◆ Input records:

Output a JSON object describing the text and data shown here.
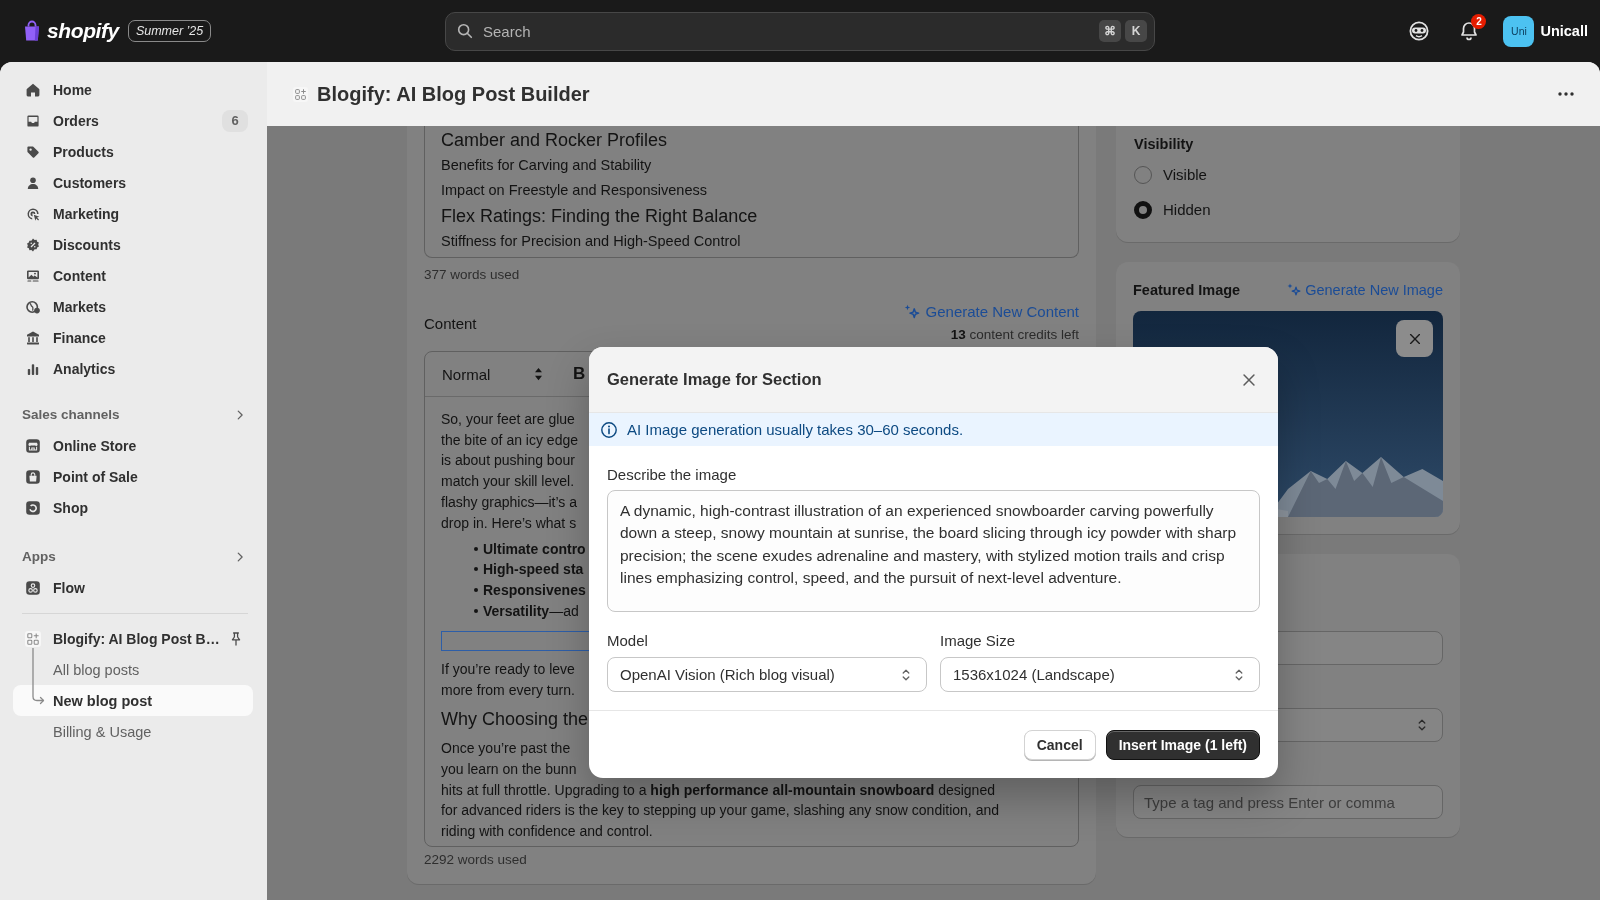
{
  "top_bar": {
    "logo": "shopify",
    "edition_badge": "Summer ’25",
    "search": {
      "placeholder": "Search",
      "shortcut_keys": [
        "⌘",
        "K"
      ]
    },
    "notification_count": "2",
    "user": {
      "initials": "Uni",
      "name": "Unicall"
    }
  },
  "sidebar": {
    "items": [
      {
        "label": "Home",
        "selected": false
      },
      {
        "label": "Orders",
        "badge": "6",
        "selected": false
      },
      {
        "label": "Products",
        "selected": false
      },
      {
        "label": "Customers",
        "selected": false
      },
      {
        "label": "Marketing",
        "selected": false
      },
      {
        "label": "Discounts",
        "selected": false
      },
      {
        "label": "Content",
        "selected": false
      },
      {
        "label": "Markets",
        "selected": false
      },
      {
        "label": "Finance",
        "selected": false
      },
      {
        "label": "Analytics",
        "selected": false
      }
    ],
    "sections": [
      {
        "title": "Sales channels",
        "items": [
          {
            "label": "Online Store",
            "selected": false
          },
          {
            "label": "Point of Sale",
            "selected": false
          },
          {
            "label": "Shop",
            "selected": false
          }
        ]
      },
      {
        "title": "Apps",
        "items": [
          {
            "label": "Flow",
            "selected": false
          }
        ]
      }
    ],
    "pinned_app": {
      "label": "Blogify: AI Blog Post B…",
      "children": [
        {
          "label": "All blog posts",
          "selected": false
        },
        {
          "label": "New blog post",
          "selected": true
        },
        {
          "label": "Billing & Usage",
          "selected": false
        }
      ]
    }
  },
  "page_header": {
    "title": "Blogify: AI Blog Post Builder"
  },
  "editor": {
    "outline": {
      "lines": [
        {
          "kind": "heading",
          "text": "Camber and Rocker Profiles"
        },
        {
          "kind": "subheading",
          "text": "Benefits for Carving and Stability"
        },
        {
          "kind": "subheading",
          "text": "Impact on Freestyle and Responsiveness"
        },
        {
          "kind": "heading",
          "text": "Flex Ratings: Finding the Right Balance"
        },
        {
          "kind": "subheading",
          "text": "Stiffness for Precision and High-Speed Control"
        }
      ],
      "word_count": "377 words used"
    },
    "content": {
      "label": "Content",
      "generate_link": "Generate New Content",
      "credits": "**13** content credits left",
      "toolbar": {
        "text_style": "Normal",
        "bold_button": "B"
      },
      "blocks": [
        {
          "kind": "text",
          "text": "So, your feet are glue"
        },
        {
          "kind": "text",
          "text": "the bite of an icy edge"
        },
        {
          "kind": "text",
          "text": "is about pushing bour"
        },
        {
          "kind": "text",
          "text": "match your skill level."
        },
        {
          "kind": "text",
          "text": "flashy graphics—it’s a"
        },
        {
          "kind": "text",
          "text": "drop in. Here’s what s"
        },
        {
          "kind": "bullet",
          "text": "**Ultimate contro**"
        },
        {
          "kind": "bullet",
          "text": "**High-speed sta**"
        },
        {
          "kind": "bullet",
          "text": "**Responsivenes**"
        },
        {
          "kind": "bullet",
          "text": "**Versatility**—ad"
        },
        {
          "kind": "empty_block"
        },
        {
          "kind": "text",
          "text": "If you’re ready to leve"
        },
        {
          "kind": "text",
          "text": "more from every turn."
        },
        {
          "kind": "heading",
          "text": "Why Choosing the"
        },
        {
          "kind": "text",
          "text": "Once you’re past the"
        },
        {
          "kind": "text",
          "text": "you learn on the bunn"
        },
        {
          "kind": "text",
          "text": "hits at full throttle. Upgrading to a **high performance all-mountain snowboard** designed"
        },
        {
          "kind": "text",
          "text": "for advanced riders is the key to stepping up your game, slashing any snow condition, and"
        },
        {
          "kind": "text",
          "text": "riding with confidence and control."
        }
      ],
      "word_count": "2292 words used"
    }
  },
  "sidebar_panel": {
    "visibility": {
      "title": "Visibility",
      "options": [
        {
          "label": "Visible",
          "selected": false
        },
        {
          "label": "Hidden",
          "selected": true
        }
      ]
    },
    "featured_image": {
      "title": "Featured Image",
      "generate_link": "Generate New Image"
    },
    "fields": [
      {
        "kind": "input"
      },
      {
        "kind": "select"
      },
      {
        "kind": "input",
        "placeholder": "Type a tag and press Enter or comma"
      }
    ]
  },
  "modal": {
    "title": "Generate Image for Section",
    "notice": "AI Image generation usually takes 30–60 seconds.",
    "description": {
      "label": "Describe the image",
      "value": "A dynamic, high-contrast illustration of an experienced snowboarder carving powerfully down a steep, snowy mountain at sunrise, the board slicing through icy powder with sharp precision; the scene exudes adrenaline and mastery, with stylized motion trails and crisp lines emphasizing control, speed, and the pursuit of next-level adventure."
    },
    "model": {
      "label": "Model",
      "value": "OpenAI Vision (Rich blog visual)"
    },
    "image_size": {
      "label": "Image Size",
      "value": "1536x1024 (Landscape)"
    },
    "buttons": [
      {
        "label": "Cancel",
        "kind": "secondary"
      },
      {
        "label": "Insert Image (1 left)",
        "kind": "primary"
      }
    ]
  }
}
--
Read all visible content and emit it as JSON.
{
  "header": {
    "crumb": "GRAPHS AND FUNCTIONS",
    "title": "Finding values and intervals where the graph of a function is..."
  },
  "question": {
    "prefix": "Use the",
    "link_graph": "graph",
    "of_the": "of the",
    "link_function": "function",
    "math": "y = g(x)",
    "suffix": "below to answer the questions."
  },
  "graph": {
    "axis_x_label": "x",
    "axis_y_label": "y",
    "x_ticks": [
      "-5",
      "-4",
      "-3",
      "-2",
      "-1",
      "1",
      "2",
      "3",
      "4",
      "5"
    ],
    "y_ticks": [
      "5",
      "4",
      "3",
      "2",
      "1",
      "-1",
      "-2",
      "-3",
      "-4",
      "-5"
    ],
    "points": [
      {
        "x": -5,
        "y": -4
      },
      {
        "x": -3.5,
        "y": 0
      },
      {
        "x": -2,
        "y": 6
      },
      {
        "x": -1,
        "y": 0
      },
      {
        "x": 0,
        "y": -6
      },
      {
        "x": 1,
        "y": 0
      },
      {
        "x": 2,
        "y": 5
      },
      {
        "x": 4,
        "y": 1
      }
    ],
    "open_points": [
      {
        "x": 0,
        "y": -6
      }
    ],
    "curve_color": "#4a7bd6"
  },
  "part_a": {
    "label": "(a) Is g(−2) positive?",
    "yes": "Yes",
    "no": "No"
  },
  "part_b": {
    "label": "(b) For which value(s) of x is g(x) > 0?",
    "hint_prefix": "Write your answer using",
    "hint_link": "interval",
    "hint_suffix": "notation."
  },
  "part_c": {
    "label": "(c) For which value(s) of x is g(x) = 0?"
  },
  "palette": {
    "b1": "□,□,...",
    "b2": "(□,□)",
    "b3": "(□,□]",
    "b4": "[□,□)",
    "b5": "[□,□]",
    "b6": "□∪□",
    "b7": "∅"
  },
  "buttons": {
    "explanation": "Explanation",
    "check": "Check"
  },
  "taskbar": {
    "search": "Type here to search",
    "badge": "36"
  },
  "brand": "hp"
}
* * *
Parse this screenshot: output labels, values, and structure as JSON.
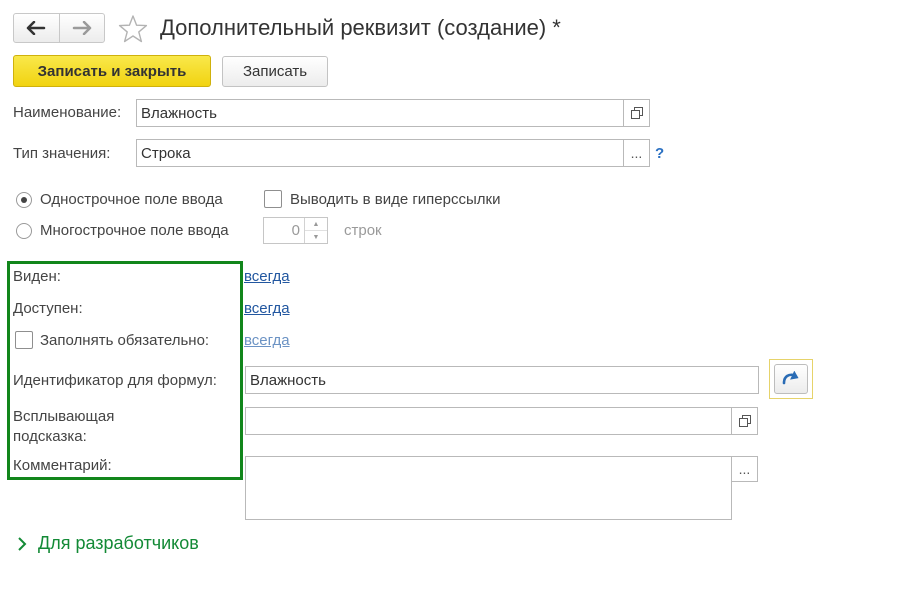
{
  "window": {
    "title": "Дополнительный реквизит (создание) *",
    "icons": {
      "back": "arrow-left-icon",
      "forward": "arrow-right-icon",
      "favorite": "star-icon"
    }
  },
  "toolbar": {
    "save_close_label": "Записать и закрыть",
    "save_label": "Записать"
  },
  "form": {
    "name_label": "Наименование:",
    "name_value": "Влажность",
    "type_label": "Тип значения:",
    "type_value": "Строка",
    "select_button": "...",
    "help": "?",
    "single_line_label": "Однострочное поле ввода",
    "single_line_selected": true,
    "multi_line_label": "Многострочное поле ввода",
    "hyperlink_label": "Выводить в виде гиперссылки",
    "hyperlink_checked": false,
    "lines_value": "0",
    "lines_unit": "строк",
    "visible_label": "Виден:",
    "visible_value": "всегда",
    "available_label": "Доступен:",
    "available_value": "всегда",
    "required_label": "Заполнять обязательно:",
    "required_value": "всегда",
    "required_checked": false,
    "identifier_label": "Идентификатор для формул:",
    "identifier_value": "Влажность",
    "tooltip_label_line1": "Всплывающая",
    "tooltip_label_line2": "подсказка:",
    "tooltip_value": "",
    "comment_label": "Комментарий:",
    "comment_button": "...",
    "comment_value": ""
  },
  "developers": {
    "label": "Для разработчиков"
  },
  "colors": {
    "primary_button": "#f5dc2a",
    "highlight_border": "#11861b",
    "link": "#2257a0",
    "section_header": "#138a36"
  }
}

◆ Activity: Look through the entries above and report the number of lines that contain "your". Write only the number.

◆ Finished exercise: 4